Today I learnt how to felt. Something I’ve been meaning to do since I moved to Dorking in 2011 and visited The Fluff-a-torium. A wonderful store, just off he high street, full of magical fluffy wonders. All beautiful pinks and sparkle, I’m not even sure these words have done it justice. If you ever visit Dorking, either for a picnic on BoxHill, a trip to Denbies vineyard, or to browse the numerous antiques stores, pop into The Fluff-a-torium and you won’t be disappointed.

Back to the felting….. I brought the Bow Delicious felt bow clip kit. The main reason for choosing this was that it was a complete kit (everything included) and it said “suitable for kids”. Seeing as I’ve never felting before, I decided I could handle this kit.


This is the kit (including another that I brought as a present for my mother-in-law). It’s big, bright and exciting, it costs £19.95 and you can find it here you can buy it instore and online (they ship worldwide too!)

First thing you do when you start, read, re-read and then read again the instructions. Set out a nice space on the table and organise all the bits you need.


Then get a nice glass of wine (optional). The instructions were really clear, even for a complete novice like me. All in all the kit was a lot of fun. I enjoyed the soapy mess you got to make turning fluff into felt, and the scientist in me enjoyed how the whole thing came together. I allowed myself some poetic license on the colour scheme adding extra colour highlights that contrast well.


After creating the rectangles of felt I had to trim the edges to neaten it all up, you then shape them into bow shapes. Then using a strong glue you tie the middle fluff around. The kit calls for you to glue on hair clips (they come with it) but as I have very short hair I decided to attach some silver necklace chains to each to make some brightly coloured summer jewellery. Then you must leave it to dry.
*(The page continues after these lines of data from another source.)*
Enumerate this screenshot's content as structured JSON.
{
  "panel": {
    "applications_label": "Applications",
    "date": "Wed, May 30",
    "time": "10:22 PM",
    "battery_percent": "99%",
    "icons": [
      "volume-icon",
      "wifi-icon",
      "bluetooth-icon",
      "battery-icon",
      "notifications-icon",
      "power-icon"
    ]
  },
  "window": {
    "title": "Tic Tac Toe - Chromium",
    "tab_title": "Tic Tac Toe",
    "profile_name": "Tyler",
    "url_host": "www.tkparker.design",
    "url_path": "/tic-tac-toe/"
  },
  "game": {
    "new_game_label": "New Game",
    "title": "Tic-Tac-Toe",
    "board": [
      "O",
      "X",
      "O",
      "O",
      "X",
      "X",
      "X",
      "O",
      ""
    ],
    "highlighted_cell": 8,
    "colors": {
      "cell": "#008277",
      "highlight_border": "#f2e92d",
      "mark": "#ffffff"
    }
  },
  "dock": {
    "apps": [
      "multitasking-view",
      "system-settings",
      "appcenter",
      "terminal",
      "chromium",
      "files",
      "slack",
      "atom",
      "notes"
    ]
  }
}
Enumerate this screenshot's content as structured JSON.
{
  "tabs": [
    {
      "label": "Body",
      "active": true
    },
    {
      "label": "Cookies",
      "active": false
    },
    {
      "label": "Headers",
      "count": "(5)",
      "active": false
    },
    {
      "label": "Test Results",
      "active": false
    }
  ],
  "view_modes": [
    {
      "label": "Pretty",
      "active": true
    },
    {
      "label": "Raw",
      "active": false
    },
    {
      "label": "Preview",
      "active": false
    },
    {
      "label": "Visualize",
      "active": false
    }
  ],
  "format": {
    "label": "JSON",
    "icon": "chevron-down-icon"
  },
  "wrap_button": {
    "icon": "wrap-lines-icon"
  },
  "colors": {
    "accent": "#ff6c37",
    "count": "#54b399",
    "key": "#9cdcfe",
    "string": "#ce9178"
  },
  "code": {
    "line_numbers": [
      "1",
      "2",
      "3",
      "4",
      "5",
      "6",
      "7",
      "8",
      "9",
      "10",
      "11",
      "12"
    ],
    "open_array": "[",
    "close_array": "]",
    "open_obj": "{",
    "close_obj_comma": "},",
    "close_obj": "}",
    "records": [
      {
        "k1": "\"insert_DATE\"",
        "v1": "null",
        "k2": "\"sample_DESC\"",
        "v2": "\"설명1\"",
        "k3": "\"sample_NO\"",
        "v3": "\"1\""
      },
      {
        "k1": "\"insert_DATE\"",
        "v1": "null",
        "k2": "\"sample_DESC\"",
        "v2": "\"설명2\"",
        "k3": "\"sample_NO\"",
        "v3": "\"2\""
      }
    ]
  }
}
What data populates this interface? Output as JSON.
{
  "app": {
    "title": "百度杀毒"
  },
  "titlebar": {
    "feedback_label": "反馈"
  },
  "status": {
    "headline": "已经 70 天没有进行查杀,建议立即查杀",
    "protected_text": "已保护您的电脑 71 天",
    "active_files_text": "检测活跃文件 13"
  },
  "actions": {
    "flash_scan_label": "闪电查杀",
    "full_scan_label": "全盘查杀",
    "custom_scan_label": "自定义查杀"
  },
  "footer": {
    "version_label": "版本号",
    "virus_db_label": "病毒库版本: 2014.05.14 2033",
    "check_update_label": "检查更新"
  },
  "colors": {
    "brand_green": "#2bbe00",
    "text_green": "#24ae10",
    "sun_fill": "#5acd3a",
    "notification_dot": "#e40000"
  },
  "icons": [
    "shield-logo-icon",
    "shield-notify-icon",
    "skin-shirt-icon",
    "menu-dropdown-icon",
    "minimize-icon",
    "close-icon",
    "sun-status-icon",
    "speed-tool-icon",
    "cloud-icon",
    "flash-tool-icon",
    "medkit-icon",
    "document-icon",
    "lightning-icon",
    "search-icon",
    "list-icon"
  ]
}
The photo below shows them drying (which is why clips are attached where I’ve glued). They are still drying now……


And here’s me wearing the finished green bow….